##### INPUT RECORDS #####

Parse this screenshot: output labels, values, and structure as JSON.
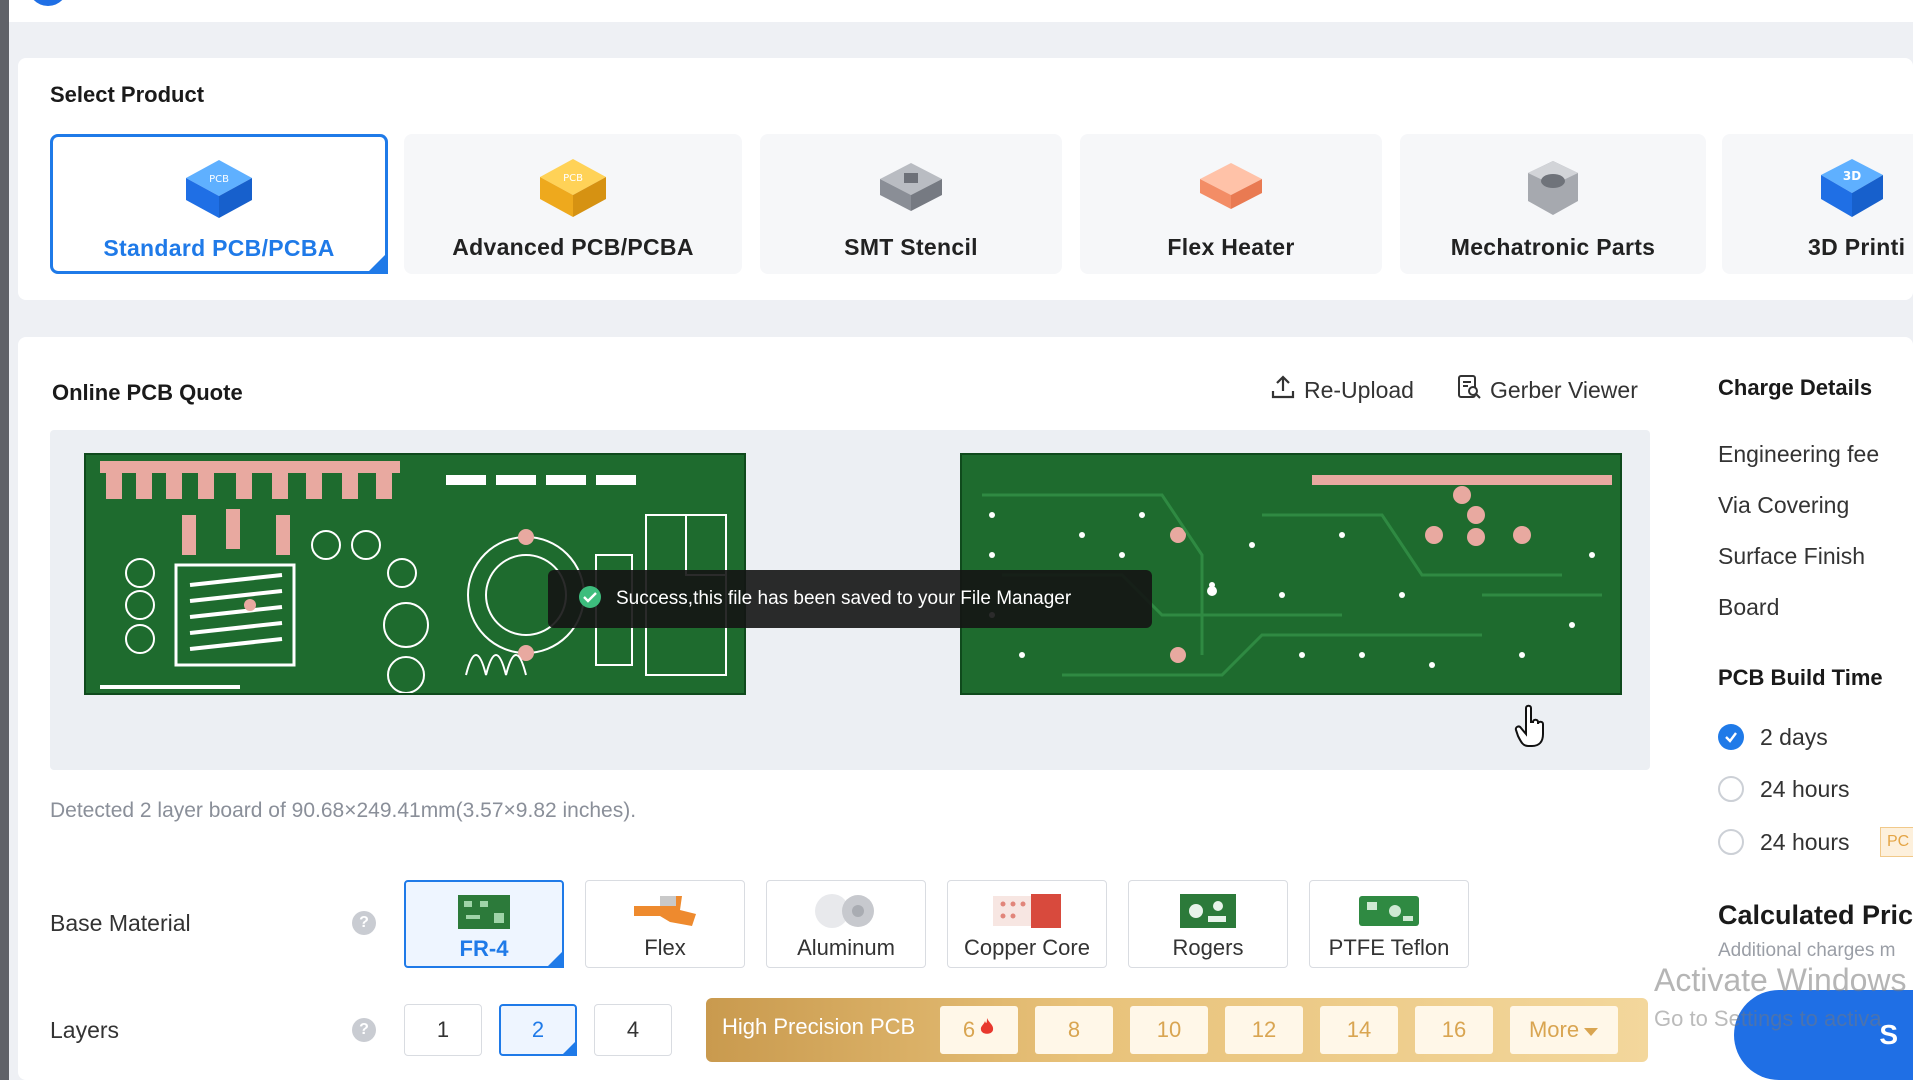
{
  "colors": {
    "accent": "#1f7ae8",
    "pcb_green": "#1e6b2e",
    "gold": "#d9a551"
  },
  "select_product": {
    "title": "Select Product",
    "items": [
      {
        "label": "Standard PCB/PCBA",
        "icon": "pcb-chip-icon",
        "selected": true
      },
      {
        "label": "Advanced PCB/PCBA",
        "icon": "gold-chip-icon"
      },
      {
        "label": "SMT Stencil",
        "icon": "stencil-icon"
      },
      {
        "label": "Flex Heater",
        "icon": "heater-icon"
      },
      {
        "label": "Mechatronic Parts",
        "icon": "nut-icon"
      },
      {
        "label": "3D Printi",
        "icon": "3d-cube-icon"
      }
    ],
    "icon_texts": {
      "pcb": "PCB",
      "three_d": "3D"
    }
  },
  "quote": {
    "title": "Online PCB Quote",
    "reupload_label": "Re-Upload",
    "gerber_viewer_label": "Gerber Viewer",
    "toast": "Success,this file has been saved to your File Manager",
    "detected": "Detected 2 layer board of 90.68×249.41mm(3.57×9.82 inches)."
  },
  "base_material": {
    "label": "Base Material",
    "help": "?",
    "options": [
      {
        "label": "FR-4",
        "selected": true
      },
      {
        "label": "Flex"
      },
      {
        "label": "Aluminum"
      },
      {
        "label": "Copper Core"
      },
      {
        "label": "Rogers"
      },
      {
        "label": "PTFE Teflon"
      }
    ]
  },
  "layers": {
    "label": "Layers",
    "help": "?",
    "options": [
      "1",
      "2",
      "4"
    ],
    "selected": "2",
    "high_precision_label": "High Precision PCB",
    "high_precision_options": [
      "6",
      "8",
      "10",
      "12",
      "14",
      "16"
    ],
    "more_label": "More"
  },
  "charge_details": {
    "title": "Charge Details",
    "items": [
      "Engineering fee",
      "Via Covering",
      "Surface Finish",
      "Board"
    ]
  },
  "build_time": {
    "title": "PCB Build Time",
    "options": [
      {
        "label": "2 days",
        "checked": true
      },
      {
        "label": "24 hours"
      },
      {
        "label": "24 hours"
      }
    ],
    "tag_fragment": "PC"
  },
  "calculated": {
    "title": "Calculated Pric",
    "subtitle": "Additional charges m"
  },
  "watermark": {
    "line1": "Activate Windows",
    "line2": "Go to Settings to activa"
  },
  "submit_label": "S"
}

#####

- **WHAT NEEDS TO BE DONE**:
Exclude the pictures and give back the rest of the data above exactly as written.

- **RESPONSE**:
Parse this screenshot: output labels, values, and structure as JSON.
{
  "colors": {
    "accent": "#1f7ae8",
    "pcb_green": "#1e6b2e",
    "gold": "#d9a551"
  },
  "select_product": {
    "title": "Select Product",
    "items": [
      {
        "label": "Standard PCB/PCBA",
        "icon": "pcb-chip-icon",
        "selected": true
      },
      {
        "label": "Advanced PCB/PCBA",
        "icon": "gold-chip-icon"
      },
      {
        "label": "SMT Stencil",
        "icon": "stencil-icon"
      },
      {
        "label": "Flex Heater",
        "icon": "heater-icon"
      },
      {
        "label": "Mechatronic Parts",
        "icon": "nut-icon"
      },
      {
        "label": "3D Printi",
        "icon": "3d-cube-icon"
      }
    ],
    "icon_texts": {
      "pcb": "PCB",
      "three_d": "3D"
    }
  },
  "quote": {
    "title": "Online PCB Quote",
    "reupload_label": "Re-Upload",
    "gerber_viewer_label": "Gerber Viewer",
    "toast": "Success,this file has been saved to your File Manager",
    "detected": "Detected 2 layer board of 90.68×249.41mm(3.57×9.82 inches)."
  },
  "base_material": {
    "label": "Base Material",
    "help": "?",
    "options": [
      {
        "label": "FR-4",
        "selected": true
      },
      {
        "label": "Flex"
      },
      {
        "label": "Aluminum"
      },
      {
        "label": "Copper Core"
      },
      {
        "label": "Rogers"
      },
      {
        "label": "PTFE Teflon"
      }
    ]
  },
  "layers": {
    "label": "Layers",
    "help": "?",
    "options": [
      "1",
      "2",
      "4"
    ],
    "selected": "2",
    "high_precision_label": "High Precision PCB",
    "high_precision_options": [
      "6",
      "8",
      "10",
      "12",
      "14",
      "16"
    ],
    "more_label": "More"
  },
  "charge_details": {
    "title": "Charge Details",
    "items": [
      "Engineering fee",
      "Via Covering",
      "Surface Finish",
      "Board"
    ]
  },
  "build_time": {
    "title": "PCB Build Time",
    "options": [
      {
        "label": "2 days",
        "checked": true
      },
      {
        "label": "24 hours"
      },
      {
        "label": "24 hours"
      }
    ],
    "tag_fragment": "PC"
  },
  "calculated": {
    "title": "Calculated Pric",
    "subtitle": "Additional charges m"
  },
  "watermark": {
    "line1": "Activate Windows",
    "line2": "Go to Settings to activa"
  },
  "submit_label": "S"
}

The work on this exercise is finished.